▶ **ACTIVITY**
Would you return every entry, exactly as it is written?

▶ **SOURCE RECORDS**
···

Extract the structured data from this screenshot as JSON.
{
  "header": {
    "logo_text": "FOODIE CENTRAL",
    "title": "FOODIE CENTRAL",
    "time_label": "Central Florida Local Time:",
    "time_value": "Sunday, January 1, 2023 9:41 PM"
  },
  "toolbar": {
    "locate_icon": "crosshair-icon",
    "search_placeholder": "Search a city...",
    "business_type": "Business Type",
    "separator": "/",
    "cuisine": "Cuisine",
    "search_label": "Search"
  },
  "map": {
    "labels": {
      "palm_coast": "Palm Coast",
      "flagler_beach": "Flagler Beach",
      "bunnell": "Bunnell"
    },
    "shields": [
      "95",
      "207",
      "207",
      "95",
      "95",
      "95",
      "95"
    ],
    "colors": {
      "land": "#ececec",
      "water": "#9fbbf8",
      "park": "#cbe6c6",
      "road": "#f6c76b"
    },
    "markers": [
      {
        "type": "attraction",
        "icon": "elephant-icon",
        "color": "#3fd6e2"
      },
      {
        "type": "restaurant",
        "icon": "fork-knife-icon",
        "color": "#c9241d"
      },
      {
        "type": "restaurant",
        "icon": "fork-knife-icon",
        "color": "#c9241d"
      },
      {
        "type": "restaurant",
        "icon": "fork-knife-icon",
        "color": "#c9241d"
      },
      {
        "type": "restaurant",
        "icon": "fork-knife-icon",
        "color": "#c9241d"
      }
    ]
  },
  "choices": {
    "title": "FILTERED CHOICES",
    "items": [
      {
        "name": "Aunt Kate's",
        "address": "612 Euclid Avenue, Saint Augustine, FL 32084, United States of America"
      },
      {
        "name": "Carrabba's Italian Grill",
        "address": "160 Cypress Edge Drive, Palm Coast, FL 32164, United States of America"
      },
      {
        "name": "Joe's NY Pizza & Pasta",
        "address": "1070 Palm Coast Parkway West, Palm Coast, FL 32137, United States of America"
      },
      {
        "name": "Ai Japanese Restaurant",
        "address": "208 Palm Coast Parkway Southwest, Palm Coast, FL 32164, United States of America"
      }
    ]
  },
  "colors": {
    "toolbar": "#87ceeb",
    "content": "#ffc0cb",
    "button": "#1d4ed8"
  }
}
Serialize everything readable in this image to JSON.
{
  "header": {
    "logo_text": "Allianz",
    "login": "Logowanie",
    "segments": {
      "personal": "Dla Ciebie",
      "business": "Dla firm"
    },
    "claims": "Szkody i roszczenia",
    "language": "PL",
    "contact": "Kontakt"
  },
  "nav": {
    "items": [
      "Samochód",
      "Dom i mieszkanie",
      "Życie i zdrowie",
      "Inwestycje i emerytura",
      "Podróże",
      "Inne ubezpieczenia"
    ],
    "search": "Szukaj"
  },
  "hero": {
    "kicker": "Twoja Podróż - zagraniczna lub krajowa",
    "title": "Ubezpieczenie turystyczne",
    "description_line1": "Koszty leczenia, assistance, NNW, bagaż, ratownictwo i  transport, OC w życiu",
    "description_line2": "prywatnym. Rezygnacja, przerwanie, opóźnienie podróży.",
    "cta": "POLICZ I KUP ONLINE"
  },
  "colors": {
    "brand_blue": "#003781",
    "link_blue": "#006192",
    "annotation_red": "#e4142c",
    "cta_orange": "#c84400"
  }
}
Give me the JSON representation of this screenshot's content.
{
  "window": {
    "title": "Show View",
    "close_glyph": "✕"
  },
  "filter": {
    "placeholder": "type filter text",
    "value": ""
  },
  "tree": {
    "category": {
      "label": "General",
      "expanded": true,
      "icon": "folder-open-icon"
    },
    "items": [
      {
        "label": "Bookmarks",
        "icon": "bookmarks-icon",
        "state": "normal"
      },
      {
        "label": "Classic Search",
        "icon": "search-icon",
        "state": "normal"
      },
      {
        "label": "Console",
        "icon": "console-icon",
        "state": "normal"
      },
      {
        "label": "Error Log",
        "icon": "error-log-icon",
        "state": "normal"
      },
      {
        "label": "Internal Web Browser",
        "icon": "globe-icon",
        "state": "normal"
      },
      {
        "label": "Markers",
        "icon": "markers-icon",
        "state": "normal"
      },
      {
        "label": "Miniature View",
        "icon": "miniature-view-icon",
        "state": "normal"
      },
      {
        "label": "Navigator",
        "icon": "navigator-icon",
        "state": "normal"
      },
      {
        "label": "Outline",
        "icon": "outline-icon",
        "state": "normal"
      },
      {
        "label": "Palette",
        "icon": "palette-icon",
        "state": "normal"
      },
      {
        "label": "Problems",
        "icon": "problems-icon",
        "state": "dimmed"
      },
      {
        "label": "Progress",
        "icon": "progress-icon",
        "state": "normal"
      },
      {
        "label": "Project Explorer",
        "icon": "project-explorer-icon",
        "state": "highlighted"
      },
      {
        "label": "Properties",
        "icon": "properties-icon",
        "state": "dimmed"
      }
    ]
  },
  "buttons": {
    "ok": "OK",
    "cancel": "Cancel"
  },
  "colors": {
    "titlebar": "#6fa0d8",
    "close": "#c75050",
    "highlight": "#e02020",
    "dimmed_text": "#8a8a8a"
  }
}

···

▶ **EXERCISE RESPONSE**
Extract the structured data from this screenshot as JSON.
{
  "header": {
    "logo_text": "FOODIE CENTRAL",
    "title": "FOODIE CENTRAL",
    "time_label": "Central Florida Local Time:",
    "time_value": "Sunday, January 1, 2023 9:41 PM"
  },
  "toolbar": {
    "locate_icon": "crosshair-icon",
    "search_placeholder": "Search a city...",
    "business_type": "Business Type",
    "separator": "/",
    "cuisine": "Cuisine",
    "search_label": "Search"
  },
  "map": {
    "labels": {
      "palm_coast": "Palm Coast",
      "flagler_beach": "Flagler Beach",
      "bunnell": "Bunnell"
    },
    "shields": [
      "95",
      "207",
      "207",
      "95",
      "95",
      "95",
      "95"
    ],
    "colors": {
      "land": "#ececec",
      "water": "#9fbbf8",
      "park": "#cbe6c6",
      "road": "#f6c76b"
    },
    "markers": [
      {
        "type": "attraction",
        "icon": "elephant-icon",
        "color": "#3fd6e2"
      },
      {
        "type": "restaurant",
        "icon": "fork-knife-icon",
        "color": "#c9241d"
      },
      {
        "type": "restaurant",
        "icon": "fork-knife-icon",
        "color": "#c9241d"
      },
      {
        "type": "restaurant",
        "icon": "fork-knife-icon",
        "color": "#c9241d"
      },
      {
        "type": "restaurant",
        "icon": "fork-knife-icon",
        "color": "#c9241d"
      }
    ]
  },
  "choices": {
    "title": "FILTERED CHOICES",
    "items": [
      {
        "name": "Aunt Kate's",
        "address": "612 Euclid Avenue, Saint Augustine, FL 32084, United States of America"
      },
      {
        "name": "Carrabba's Italian Grill",
        "address": "160 Cypress Edge Drive, Palm Coast, FL 32164, United States of America"
      },
      {
        "name": "Joe's NY Pizza & Pasta",
        "address": "1070 Palm Coast Parkway West, Palm Coast, FL 32137, United States of America"
      },
      {
        "name": "Ai Japanese Restaurant",
        "address": "208 Palm Coast Parkway Southwest, Palm Coast, FL 32164, United States of America"
      }
    ]
  },
  "colors": {
    "toolbar": "#87ceeb",
    "content": "#ffc0cb",
    "button": "#1d4ed8"
  }
}
Serialize everything readable in this image to JSON.
{
  "header": {
    "logo_text": "Allianz",
    "login": "Logowanie",
    "segments": {
      "personal": "Dla Ciebie",
      "business": "Dla firm"
    },
    "claims": "Szkody i roszczenia",
    "language": "PL",
    "contact": "Kontakt"
  },
  "nav": {
    "items": [
      "Samochód",
      "Dom i mieszkanie",
      "Życie i zdrowie",
      "Inwestycje i emerytura",
      "Podróże",
      "Inne ubezpieczenia"
    ],
    "search": "Szukaj"
  },
  "hero": {
    "kicker": "Twoja Podróż - zagraniczna lub krajowa",
    "title": "Ubezpieczenie turystyczne",
    "description_line1": "Koszty leczenia, assistance, NNW, bagaż, ratownictwo i  transport, OC w życiu",
    "description_line2": "prywatnym. Rezygnacja, przerwanie, opóźnienie podróży.",
    "cta": "POLICZ I KUP ONLINE"
  },
  "colors": {
    "brand_blue": "#003781",
    "link_blue": "#006192",
    "annotation_red": "#e4142c",
    "cta_orange": "#c84400"
  }
}
Give me the JSON representation of this screenshot's content.
{
  "window": {
    "title": "Show View",
    "close_glyph": "✕"
  },
  "filter": {
    "placeholder": "type filter text",
    "value": ""
  },
  "tree": {
    "category": {
      "label": "General",
      "expanded": true,
      "icon": "folder-open-icon"
    },
    "items": [
      {
        "label": "Bookmarks",
        "icon": "bookmarks-icon",
        "state": "normal"
      },
      {
        "label": "Classic Search",
        "icon": "search-icon",
        "state": "normal"
      },
      {
        "label": "Console",
        "icon": "console-icon",
        "state": "normal"
      },
      {
        "label": "Error Log",
        "icon": "error-log-icon",
        "state": "normal"
      },
      {
        "label": "Internal Web Browser",
        "icon": "globe-icon",
        "state": "normal"
      },
      {
        "label": "Markers",
        "icon": "markers-icon",
        "state": "normal"
      },
      {
        "label": "Miniature View",
        "icon": "miniature-view-icon",
        "state": "normal"
      },
      {
        "label": "Navigator",
        "icon": "navigator-icon",
        "state": "normal"
      },
      {
        "label": "Outline",
        "icon": "outline-icon",
        "state": "normal"
      },
      {
        "label": "Palette",
        "icon": "palette-icon",
        "state": "normal"
      },
      {
        "label": "Problems",
        "icon": "problems-icon",
        "state": "dimmed"
      },
      {
        "label": "Progress",
        "icon": "progress-icon",
        "state": "normal"
      },
      {
        "label": "Project Explorer",
        "icon": "project-explorer-icon",
        "state": "highlighted"
      },
      {
        "label": "Properties",
        "icon": "properties-icon",
        "state": "dimmed"
      }
    ]
  },
  "buttons": {
    "ok": "OK",
    "cancel": "Cancel"
  },
  "colors": {
    "titlebar": "#6fa0d8",
    "close": "#c75050",
    "highlight": "#e02020",
    "dimmed_text": "#8a8a8a"
  }
}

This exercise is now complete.